  • For at least one week – preferably two – track your time every day. From the moment you wake up to the moment you go to bed. This may sound tedious and anal, but you’ll be amazed by how much time you’re likely squandering every single day. Notice how much time you spend buying and preparing food, checking and answering emails, watching videos online, having unproductive conversations (or conversations that go on long past the length of time the issue at hand requires), doing laundry, practicing self care, on social media, exercising, and on and on.
  • Look for ways to shave time. If you’re spending an hour and a half at the gym, chances are, you can cut your workout routine down to an hour and still get the same benefit. Make meals in batches ahead of time and freeze them. Unsubscribe from email lists that clutter your inbox so you’re only tempted to read the ones that truly pertain to your life and your interests. Give yourself a social media time allowance and stick to it. You get the idea…
  • Check for patterns. After your week (or two) of inventory, if you see that every day around 11:00am you get bored and spend an hour on social media, but realize that only 10 minutes of that hour were spent productively, you can add 50 mins. to your time bank and start a new habit of only spending the necessary 10 minutes to accomplish your task. Do this for every task you perform every day.
  • Decide when you’re going to use the time you’ve collected. Figure out when you’re the freshest, when no one else is home, or whenever the optimal time of day might be for you.
  • Make a vow to use your time to write. Follow through and use your extra time to write. Think about this: If you saved $2,000 for that trip you’ve been wanting to take but then blew it all on slot machines, how crummy would you feel?
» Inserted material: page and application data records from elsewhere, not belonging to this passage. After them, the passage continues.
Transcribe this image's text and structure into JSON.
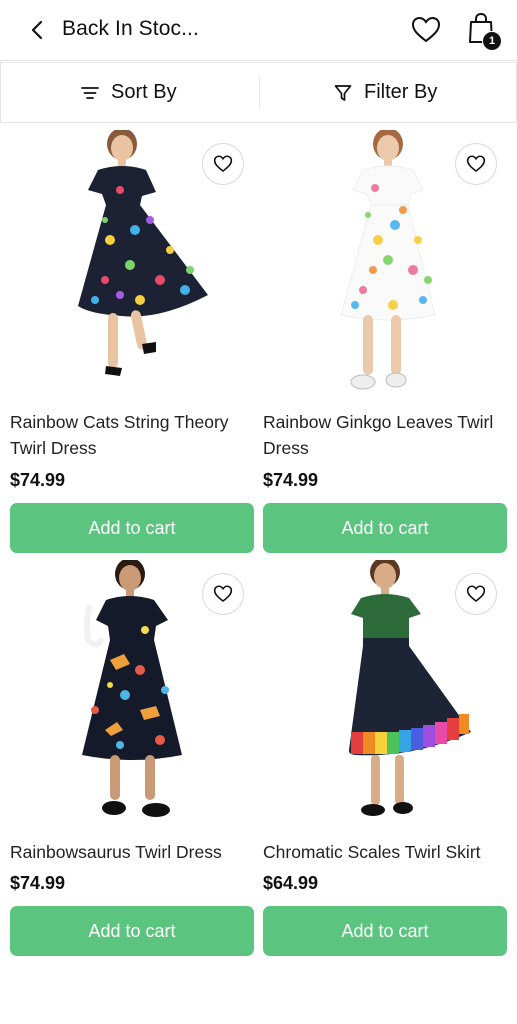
{
  "header": {
    "title": "Back In Stoc...",
    "cart_count": "1"
  },
  "toolbar": {
    "sort_label": "Sort By",
    "filter_label": "Filter By"
  },
  "products": [
    {
      "name": "Rainbow Cats String Theory Twirl Dress",
      "price": "$74.99",
      "button": "Add to cart"
    },
    {
      "name": "Rainbow Ginkgo Leaves Twirl Dress",
      "price": "$74.99",
      "button": "Add to cart"
    },
    {
      "name": "Rainbowsaurus Twirl Dress",
      "price": "$74.99",
      "button": "Add to cart"
    },
    {
      "name": "Chromatic Scales Twirl Skirt",
      "price": "$64.99",
      "button": "Add to cart"
    }
  ],
  "colors": {
    "accent": "#5bc47f",
    "text": "#111111",
    "border": "#e4e4e4"
  }
}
Now that you’ve figured out how much extra time you really have, don’t blow it carelessly.

Treat it as something sacred. Because it is.

How much extra time were you able to find?